The Los Angeles Joint Regional Terrorism Threat Assessment Center (LAJRIC) distributed a public safety bulletin on an emerging suicide method using helium and an “exit hood.” Helium suicides are still relatively rare however, in the last several years, information about the use of helium as a certain, fast, and painless suicide method has spread on the Internet and in various suicide handbooks. First responders have encountered helium suicides and other variations of this suicide method using chemicals which are hazardous to first responders in the District or National Capitol Region. The WRTAC is issuing the below information for situational awareness and investigative purposes only.
In the event of a catastrophic incident or threat to the National Capital Region (NCR), the significant federal presence would both necessitate and complicate a robust response.
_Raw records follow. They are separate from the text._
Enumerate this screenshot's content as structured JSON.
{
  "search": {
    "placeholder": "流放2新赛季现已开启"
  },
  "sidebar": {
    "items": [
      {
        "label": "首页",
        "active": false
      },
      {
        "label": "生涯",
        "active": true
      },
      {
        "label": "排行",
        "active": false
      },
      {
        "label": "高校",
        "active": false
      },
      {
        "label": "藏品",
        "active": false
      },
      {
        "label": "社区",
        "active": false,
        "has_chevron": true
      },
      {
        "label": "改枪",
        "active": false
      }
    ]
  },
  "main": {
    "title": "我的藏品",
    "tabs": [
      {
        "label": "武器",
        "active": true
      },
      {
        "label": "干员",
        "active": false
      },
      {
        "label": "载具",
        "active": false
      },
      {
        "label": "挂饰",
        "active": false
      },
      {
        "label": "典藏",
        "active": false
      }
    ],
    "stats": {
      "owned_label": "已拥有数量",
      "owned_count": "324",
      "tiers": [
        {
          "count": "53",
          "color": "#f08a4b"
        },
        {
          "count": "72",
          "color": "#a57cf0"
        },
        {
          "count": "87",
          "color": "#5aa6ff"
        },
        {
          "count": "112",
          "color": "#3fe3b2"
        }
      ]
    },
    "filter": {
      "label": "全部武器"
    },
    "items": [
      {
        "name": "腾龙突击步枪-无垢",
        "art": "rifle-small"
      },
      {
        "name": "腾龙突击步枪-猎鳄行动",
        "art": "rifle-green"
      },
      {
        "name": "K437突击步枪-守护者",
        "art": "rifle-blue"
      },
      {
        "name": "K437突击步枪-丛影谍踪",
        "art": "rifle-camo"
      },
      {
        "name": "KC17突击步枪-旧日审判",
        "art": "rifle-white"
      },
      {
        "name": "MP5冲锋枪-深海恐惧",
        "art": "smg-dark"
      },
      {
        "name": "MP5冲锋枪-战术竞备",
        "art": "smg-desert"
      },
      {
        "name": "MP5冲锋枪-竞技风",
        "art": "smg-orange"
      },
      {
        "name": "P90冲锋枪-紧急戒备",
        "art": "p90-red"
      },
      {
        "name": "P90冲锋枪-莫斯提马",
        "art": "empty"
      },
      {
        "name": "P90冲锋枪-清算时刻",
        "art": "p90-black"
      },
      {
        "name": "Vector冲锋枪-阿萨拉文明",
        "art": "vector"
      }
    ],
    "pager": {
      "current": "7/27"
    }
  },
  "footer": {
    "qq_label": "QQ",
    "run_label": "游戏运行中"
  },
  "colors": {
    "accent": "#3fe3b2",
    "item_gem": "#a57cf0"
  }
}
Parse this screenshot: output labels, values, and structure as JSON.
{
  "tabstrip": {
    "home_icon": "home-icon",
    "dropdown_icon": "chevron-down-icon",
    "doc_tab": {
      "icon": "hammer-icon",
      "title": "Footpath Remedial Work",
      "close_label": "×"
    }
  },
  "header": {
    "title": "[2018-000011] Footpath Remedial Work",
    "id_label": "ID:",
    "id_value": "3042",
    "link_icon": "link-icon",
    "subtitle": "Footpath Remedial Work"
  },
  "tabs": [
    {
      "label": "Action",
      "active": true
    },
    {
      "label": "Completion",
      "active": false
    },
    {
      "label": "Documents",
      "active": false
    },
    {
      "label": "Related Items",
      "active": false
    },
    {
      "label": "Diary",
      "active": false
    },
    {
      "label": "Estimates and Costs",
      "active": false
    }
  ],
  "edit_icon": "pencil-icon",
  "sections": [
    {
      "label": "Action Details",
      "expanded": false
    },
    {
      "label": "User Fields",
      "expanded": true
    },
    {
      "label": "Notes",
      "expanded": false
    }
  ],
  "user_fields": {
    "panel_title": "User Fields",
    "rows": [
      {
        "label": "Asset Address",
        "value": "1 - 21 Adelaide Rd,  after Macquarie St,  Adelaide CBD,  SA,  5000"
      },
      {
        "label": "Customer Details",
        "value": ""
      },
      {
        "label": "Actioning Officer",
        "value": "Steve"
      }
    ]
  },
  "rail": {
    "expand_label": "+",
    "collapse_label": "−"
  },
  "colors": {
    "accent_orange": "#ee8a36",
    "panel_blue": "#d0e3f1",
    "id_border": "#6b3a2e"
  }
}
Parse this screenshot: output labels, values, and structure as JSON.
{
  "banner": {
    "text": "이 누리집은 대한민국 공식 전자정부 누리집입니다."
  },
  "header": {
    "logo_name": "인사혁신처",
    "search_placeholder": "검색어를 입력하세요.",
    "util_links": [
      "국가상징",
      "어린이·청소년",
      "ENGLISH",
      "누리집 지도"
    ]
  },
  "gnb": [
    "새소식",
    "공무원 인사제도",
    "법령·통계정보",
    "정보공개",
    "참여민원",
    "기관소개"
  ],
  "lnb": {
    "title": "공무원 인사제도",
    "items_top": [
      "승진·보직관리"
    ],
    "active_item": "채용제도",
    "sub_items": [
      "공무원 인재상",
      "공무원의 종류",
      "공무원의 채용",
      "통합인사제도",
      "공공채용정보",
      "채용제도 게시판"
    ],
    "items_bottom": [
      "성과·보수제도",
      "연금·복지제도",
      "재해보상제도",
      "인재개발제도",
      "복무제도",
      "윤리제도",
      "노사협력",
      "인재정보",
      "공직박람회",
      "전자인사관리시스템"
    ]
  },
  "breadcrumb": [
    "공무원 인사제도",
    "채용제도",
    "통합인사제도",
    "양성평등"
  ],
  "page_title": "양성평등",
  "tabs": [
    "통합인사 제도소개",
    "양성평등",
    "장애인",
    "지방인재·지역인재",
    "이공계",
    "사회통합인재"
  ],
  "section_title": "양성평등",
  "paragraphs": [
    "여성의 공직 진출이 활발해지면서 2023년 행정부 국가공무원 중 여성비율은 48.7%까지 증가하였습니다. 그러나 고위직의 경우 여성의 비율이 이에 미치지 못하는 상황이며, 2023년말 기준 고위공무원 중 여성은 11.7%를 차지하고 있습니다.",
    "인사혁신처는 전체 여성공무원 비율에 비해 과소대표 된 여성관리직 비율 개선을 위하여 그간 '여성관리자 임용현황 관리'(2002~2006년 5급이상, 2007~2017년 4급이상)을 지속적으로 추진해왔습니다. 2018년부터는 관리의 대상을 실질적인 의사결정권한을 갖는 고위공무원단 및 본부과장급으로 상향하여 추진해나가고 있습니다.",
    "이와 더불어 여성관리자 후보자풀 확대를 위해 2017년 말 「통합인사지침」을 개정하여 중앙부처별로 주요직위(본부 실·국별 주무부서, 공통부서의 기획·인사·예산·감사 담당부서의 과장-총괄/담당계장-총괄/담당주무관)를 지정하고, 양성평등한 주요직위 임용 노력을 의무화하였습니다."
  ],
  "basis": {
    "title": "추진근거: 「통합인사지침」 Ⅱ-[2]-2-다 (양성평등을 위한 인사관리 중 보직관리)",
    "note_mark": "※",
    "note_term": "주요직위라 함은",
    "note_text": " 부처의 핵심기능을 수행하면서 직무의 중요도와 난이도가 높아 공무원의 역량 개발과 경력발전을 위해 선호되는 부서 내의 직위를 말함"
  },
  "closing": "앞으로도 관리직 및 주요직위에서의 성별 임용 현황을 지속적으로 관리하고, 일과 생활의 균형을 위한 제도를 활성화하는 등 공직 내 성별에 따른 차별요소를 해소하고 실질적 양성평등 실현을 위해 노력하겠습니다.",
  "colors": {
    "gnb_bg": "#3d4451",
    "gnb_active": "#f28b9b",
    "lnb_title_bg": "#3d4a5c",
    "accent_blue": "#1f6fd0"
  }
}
In order to facilitate the coordination that would be required for the integration of federal, state, and local response efforts, the Office of Personnel Management (OPM) and the FEMA Office of National Capital Region Coordination (NCRC) have compiled this draft NCR Federal Concept Plan (CONPLAN) of Catastrophic Planning Assumptions. For planning purposes, a catastrophic incident is defined in the National Response Framework as any natural or manmade incident, including terrorism, which results in an extraordinary level of mass casualties, damage, or disruption severely affecting the population, infrastructure, environment, economy, national morale, and/or government functions.
December 20, 2009 in Washington D.C.
This document institutes the necessary steps for compliance with the National Incident Management System (NIMS) implementation plan. This document further ensures that The District of Columbia’s Emergency Operations Plan complies with the NIMS; individual domestic incident management; and emergency prevention, preparedness, recovery and mitigation activities, as well as in support of all actions taken to assist regional counter-terrorism task forces and municipal or local municipalities.
October 18, 2009 in Washington D.C.
The Cities Readiness Initiative (CRI) is an emergency preparedness project intended to prepare 72 major metropolitan areas for an aerosolized anthrax terrorist attack covering a large geographic region and the subsequent need to provide prophylactic medication to the affected population. The National Capital Region (NCR) has been identified as a location to implement this initiative. This document outlines necessary and supplemental components that enable the rapid distribution of prophylaxis to large populations.